Friday night, I went on a date with my husband of almost 15 years.
The fact that we went on a date isn’t the oddity.
It’s the fact that it was sort of like a real date, pre-pandemic.
We ate inside of a restaurant. Then we went to a lovely small venue to hear the band that was playing the night we met.
I bought those tickets in February 2020 for our anniversary weekend May 2020.
As you might imagine, the show was delayed. To September. Then delayed some more.
They finally reset the date for April 9th. One month before our 15th wedding anniversary.
I wasn’t all that optimistic going into it.
It was on a Friday night after a hectic week and we’d been having some disagreements about several issues. Sitting across from each other at a quiet corner table wasn’t probably high on either one of our lists.
We used to have date nights once a month when he was in the restaurant business.
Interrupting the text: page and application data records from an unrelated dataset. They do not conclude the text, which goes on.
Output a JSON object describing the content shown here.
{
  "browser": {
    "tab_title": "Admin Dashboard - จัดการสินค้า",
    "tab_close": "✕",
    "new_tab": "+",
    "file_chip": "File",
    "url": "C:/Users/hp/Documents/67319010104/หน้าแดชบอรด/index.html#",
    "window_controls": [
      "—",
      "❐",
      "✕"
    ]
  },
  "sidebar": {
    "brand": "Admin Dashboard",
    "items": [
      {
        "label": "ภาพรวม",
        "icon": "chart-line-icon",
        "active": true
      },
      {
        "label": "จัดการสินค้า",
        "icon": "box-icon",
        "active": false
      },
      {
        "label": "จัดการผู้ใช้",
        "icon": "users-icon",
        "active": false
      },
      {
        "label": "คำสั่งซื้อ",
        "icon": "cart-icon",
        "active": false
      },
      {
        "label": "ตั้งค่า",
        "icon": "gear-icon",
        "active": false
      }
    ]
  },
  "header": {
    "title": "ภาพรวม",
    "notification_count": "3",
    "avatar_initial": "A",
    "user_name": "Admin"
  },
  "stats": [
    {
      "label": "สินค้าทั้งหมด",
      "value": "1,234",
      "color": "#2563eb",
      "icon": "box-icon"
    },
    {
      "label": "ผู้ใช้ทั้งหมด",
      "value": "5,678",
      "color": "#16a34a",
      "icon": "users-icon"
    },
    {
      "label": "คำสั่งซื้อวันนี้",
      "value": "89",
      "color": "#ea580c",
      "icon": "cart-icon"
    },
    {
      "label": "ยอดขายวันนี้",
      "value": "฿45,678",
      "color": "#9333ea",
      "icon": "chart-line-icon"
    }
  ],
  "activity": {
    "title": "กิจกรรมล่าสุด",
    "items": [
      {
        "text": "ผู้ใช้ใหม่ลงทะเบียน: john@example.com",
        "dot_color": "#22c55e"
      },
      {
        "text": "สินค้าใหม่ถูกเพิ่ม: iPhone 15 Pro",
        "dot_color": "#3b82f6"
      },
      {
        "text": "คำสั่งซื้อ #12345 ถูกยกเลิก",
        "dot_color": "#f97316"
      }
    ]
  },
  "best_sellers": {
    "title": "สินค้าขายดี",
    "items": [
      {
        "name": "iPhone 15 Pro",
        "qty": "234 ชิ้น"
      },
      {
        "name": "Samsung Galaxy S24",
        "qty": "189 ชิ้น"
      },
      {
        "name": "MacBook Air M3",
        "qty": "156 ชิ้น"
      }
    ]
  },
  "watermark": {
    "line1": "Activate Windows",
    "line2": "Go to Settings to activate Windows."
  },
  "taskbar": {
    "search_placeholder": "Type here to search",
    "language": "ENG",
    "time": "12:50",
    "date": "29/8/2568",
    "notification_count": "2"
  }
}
We’d slip off for a couple hours when the kids were little and have a drink at the bar at his restaurant nearby. Catch up. Trade information we’d forgotten to trade in the haze of the work week.
It helped. Those date nights. Even in the hard years.
So off we went on Friday, leaving the kids with a new sitter (over their objections).
Dinner was great.
I’ve been getting some bids for a small home remodeling project and we were able to talk through that. As well as talk about everything from work to the kids junior high elective options.
We walked across the street to this old refurbished theater and settled in. Everyone was spaced out and the waiter was super attentive.
The band came on. Two guys who sing and play the guitar along with their three back up bandmates. They sounded just like they did one night in December 2003 at the Mucky Duck.
There are these parts with this very deep and powerful guitar and I could feel the music in my bones.
I thought I would burst into tears.
It felt surreal. After all these months. To be sitting there listening to a concert.
I thought of this devotional my friend sent to me from the Episcopal Diocese’s Rev. Mariann Budde: After an initial season of suffering, as healing begins, we have moments, even days, when we feel surprisingly strong and whole. We have energy, and a sense that our lives have possibility again, and indeed, they do. The joy we feel is overwhelming. Yet because we have no reserves of energy to draw from, we are quickly depleted to the point of exhaustion. And there’s no warning–one moment we’re fine and the next we simply must lie down, leave the room, or immediately stop whatever it is we’re doing. The good news is that we’re on the path of healing. The challenge is to be patient with the process…
We’ve all been so isolated. I think back on the past 12 months in our lives. Global pandemic, home schooling, two hurricanes, family contracting COVID, separation from family, cancer diagnosis and treatment.
In one year.
Last week started feeling somewhat normal.
I returned to the office. My burns are starting to heal. My energy level is starting to increase. The kids played their games and went to practices. Bray and my work schedule was nuts. We juggled all the things and did it with enthusiasm.
But we have no reserves of energy to draw from.
We think we’re moving back into normal mode but then these waves wash over you.
I feel joy but I can’t feel it in a vaccuum. I feel it alongside sorrow.
Sitting there, in the dark, feeling the music in my bones, I flashed back to law school. I caught the live music bug there, in Nashville. We’d go to these little venues, big ones too, but weekend hole in the walls were the best. Emerging bands would play. It was the mid 90s and there was all this great rock. We’d go hear Petty and Kravitz but I also remember hearing Alanis at law school before she released her first cd (remember, before streaming…).
I would feel the music in my bones. And I had to go back. I needed more. It was my drug of choice. Live music. Whenever I could afford it.
Then I flashed back to that Friday night the week after Thanksgiving in 2003. My friends and I went to hear Jackopierce at this tiny venue. We went to the first show at 7. Bray and his brother came at the break for the second show, although they actually came for us girls. Bray and I had our first conversation with Won’t you stay on the vineyard for the summer… and Get to know me better wafting in the background.
I could see it all.
But at some point in 2020 it felt like we weren’t going to dig out of this dark hole.
Of course we would.
But it felt endless.
Concerts seemed to be particularly out of reach. No live music, maybe for years.
Here we were. Music amped. One week after I rang the bell. No more cancer treatments. Fully immunized and able to go to hear live music.
I was talking to our waiter after the concert when we closed our tab. This is the first time I’ve really be “out” since this all started last year, I told him. (The band said this was their first outing too! “Happy New Year” they proclaimed!)
He responded, I know. It’s been so crazy. And we need this. We need each other. We need community.
I’d missed it all so much.
And oh the music.
It felt so hopeful.
So I allowed a tear to leak out, and then I smiled, held Bray’s hand, and sang along, won’t you stay on the vineyard for the summer, won’t you stay on the vineyard for the year…